The Toyota Supra is Not a Good-Looking Car
Seems like Toyota simplified the FT-1 Concept a little too muchby Kirby, on
More leaked images of the Toyota Supra have surfaced online ahead of its highly anticipated debut at the 2019 North American International Show. The new — and unobstructed — images actually come from a video that was mistakenly tweeted before getting taken down. Minus a few details that we didn’t know before, the new Supra actually looks like what we’ve expected all along, confirming concerns that the sports car, at least in my mind, isn’t as good-looking as I hoped it’d be. At the very least, it has a polarizing design that’s going to draw strong reactions from a lot of people.
It’s true that the Supra’s design relies heavily on the FT-1, the concept vehicle that Toyota introduced all the way back in 2014 to jumpstart the hype surrounding the return of the Supra. For the record, the FT-1 Concept looked like a proper concept. I didn’t like certain parts of it — the long nose, for example — but, overall, it was attractive in the way concept cars should be attractive. It even spawned other concept vehicles of the real and virtual variety — the FT-1 Vision GT Concept — that took the concept’s looks to rather extreme levels. Fair play.

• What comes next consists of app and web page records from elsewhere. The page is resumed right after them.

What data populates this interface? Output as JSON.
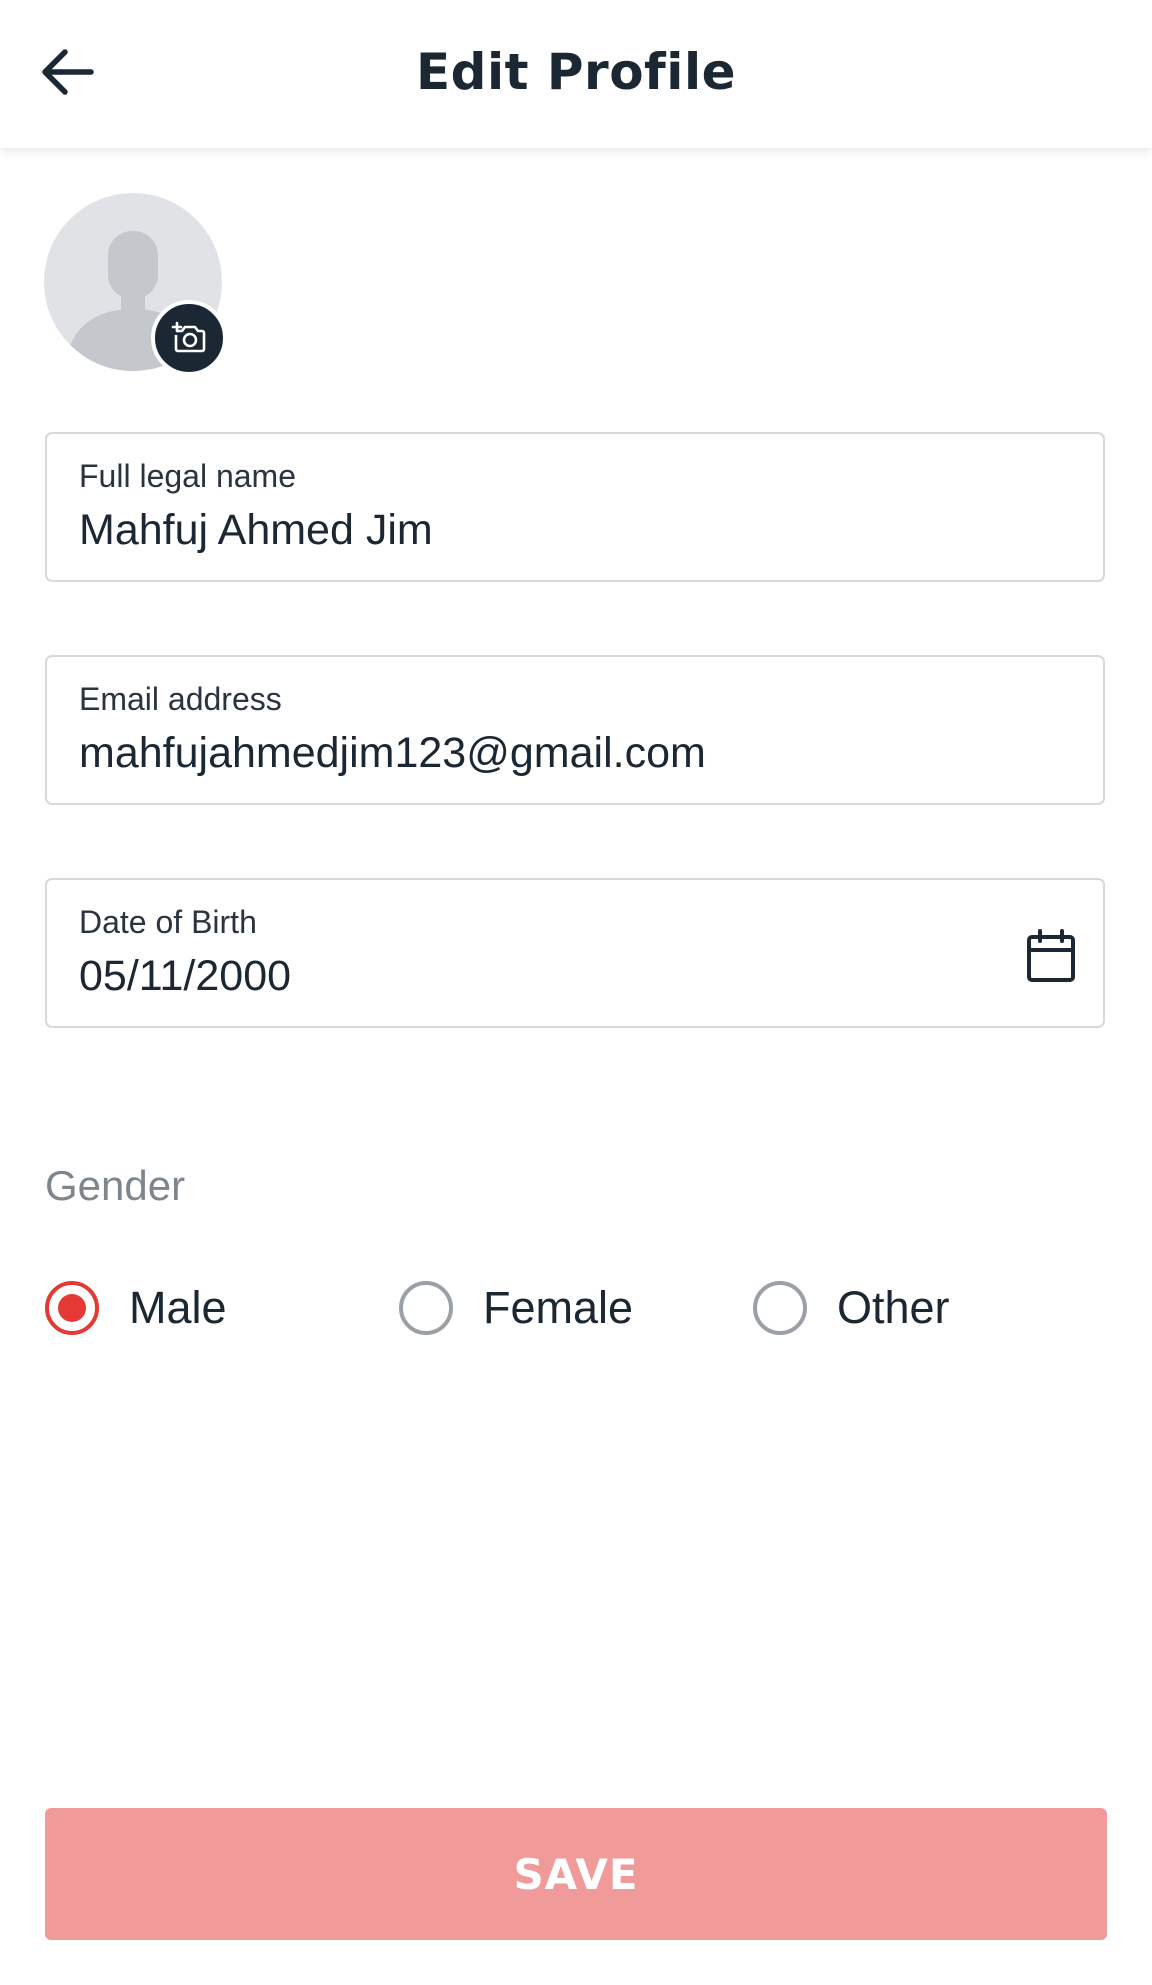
{
  "header": {
    "title": "Edit Profile",
    "back_icon": "arrow-left-icon"
  },
  "profile": {
    "avatar_icon": "default-user-silhouette",
    "camera_icon": "add-photo-camera-icon"
  },
  "form": {
    "full_name": {
      "label": "Full legal name",
      "value": "Mahfuj Ahmed Jim"
    },
    "email": {
      "label": "Email address",
      "value": "mahfujahmedjim123@gmail.com"
    },
    "dob": {
      "label": "Date of Birth",
      "value": "05/11/2000",
      "icon": "calendar-icon"
    },
    "gender": {
      "label": "Gender",
      "options": [
        "Male",
        "Female",
        "Other"
      ],
      "selected": "Male"
    }
  },
  "actions": {
    "save_label": "SAVE"
  },
  "colors": {
    "primary_text": "#1b2733",
    "accent": "#e53935",
    "save_disabled_bg": "#f09a9a",
    "field_border": "#d6d8db",
    "muted_label": "#7d858d"
  }
}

The problem I have with the production version of the Supra is simple.
Toyota watered down the production version’s design and, unfortunately, kept the design elements in the concept for the production model.

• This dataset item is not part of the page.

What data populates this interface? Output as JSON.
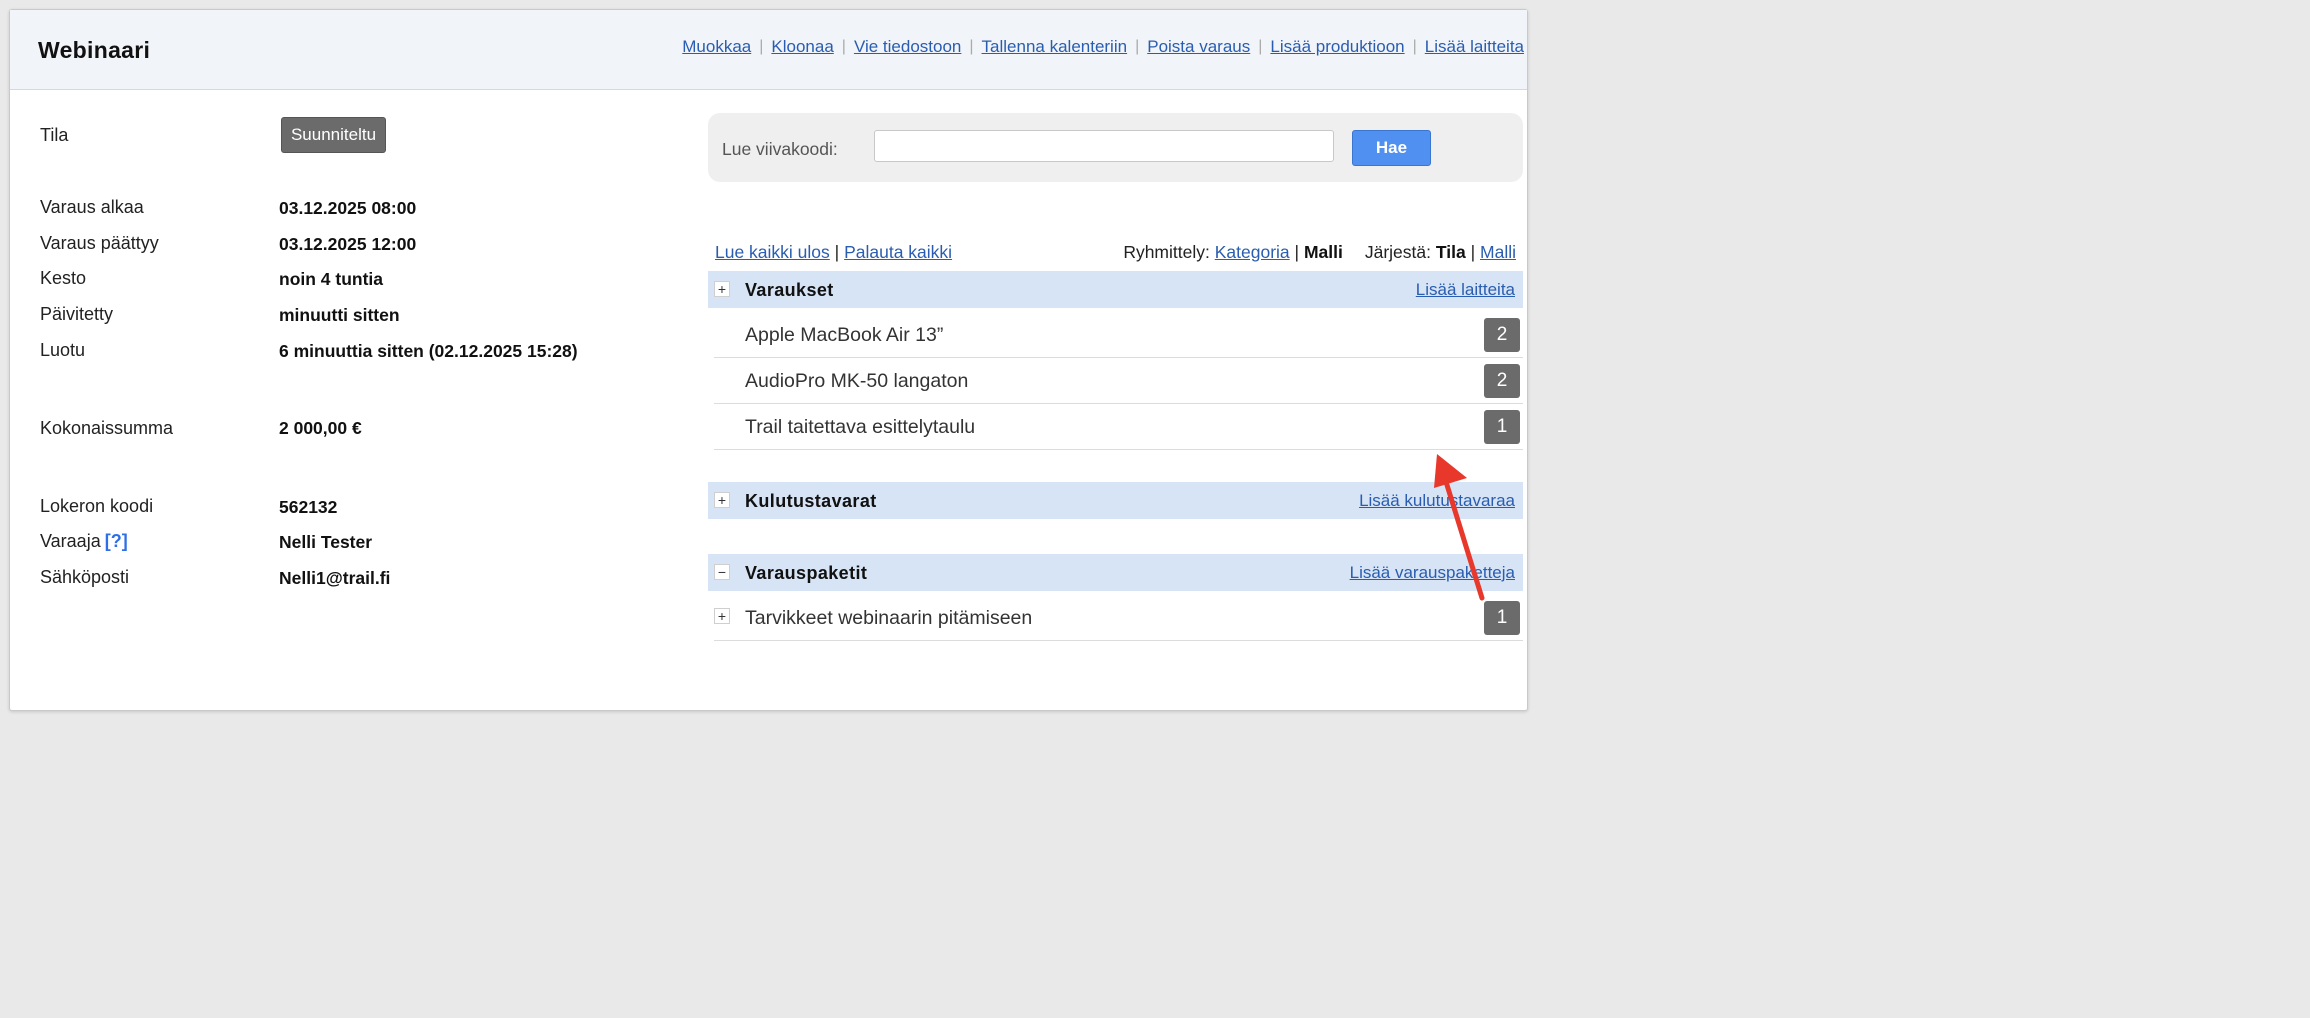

Granted, the long nose on the FT-1 is absent in the production Supra. Thank God for that. But the headlight design on the Supra looks like a cheap version of the cool ones that the concept sported. When they’re lighted and in certain angles, the headlamps look like the ones on the second-generation Mitsubishi Eclipse. I get it that it’s not a fair comparison, but I don’t think I’m the only one who sees it.
The front intake design is another sore spot for me. It’s not a bad design and it serves a purpose, but I’m just used to seeing those kinds of intakes on Ferraris and Lamborghinis, not in a Toyota. They just look, well, out of place.
Fortunately, the rest of the Supra’s design gets high marks. The sweptback profile is a tremendous nod to past Supras.
The new model is more compact and more streamlined, but the idea behind it manifests itself well in the design of the production model.
The rear section of the production model also looks good. Ironically, it’s the one section in the FT-1 Concept that I didn’t like, in part because it looked too funky five years ago. A lot has changed since then, including popular design tropes in the industry. Seems like that design aged well enough for Toyota to use it in the production model, and, it actually works now.
I’m not calling the Supra a disappointment because there’s more to the sports car that we’re going to learn in the coming days, weeks, and months.
But like any hyped car, our first impressions are usually reserved for the first things we see, and in all these cases, that’s the design of the car.
I’m not wowed by how the production version of the Supra looks like. It’s not ugly in the way the Mitsuoka Orochi is ugly. It just doesn’t live up to my expectations, especially when you compare it to what BMW did with the Z4 Roadster relative to the concept model — the Concept Z4 — that came before it. The Germans did a tremendous job translating a lot of the concept’s design cues into the production model. It’s too bad that in the case of Toyota, its designers may have tried a little too hard doing the same thing.
2020 Toyota Supra Estimated Performance Specs
|0-to-60 mph||4.2 seconds (est)|
|0-to-124 mph||10.2 Seconds (est)|
|Quarter-Mile||13.1 Seconds (est)|
|Top Speed||165 MPH|
Read our speculative review of the 2020 Toyota Supra
Read our full review on the 2020 Toyota Supra GR.
Check out our full review of the 2014 Toyota FT-1 Concept
Read our full, in-depth review of the 2019 BMW Z4
Read our full review on the 1993 - 1998 Toyota Supra.
Read our full review on the 1986 - 1992 Toyota Supra.
Read our full review on the 1982 - 1986 Toyota Supra.
Read our full review on the 1979 - 1981 Toyota Supra.